§ **Assignment**: Lines below that hold the word "heart" must be copied in full.

━━━ Data for review ━━━

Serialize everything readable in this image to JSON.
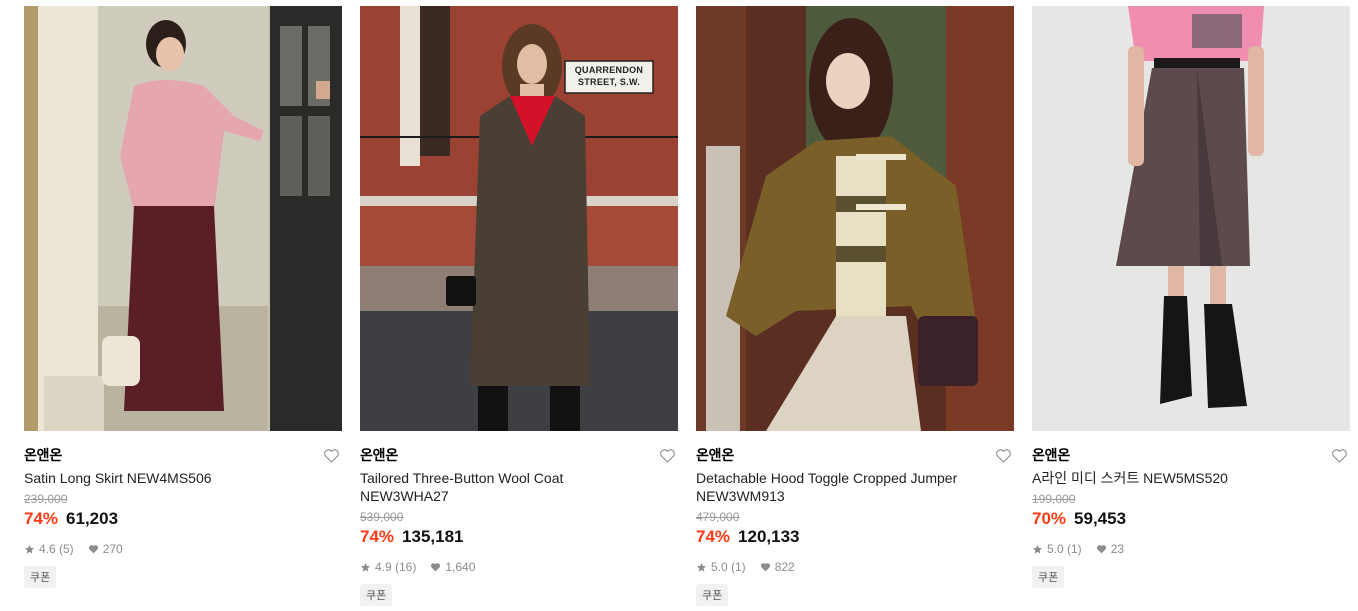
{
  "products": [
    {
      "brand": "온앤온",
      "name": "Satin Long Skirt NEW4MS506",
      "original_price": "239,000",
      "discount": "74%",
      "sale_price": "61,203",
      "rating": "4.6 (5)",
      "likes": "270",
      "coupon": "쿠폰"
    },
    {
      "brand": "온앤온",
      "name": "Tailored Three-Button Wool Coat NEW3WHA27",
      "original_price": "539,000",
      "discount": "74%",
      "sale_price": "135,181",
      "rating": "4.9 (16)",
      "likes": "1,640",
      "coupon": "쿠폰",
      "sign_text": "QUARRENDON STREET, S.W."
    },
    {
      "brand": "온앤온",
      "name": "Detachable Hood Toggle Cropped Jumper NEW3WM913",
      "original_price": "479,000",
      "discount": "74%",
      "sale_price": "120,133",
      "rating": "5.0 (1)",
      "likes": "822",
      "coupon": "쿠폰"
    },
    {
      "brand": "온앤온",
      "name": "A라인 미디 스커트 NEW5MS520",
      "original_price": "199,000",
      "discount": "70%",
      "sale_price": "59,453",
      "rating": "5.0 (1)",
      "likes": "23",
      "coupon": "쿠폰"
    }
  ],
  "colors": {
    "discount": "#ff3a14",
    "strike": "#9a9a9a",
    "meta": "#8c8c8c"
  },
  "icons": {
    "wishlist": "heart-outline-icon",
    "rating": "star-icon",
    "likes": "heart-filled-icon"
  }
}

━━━

§ **Result of the task**:
    "wishlist": "heart-outline-icon",
    "likes": "heart-filled-icon"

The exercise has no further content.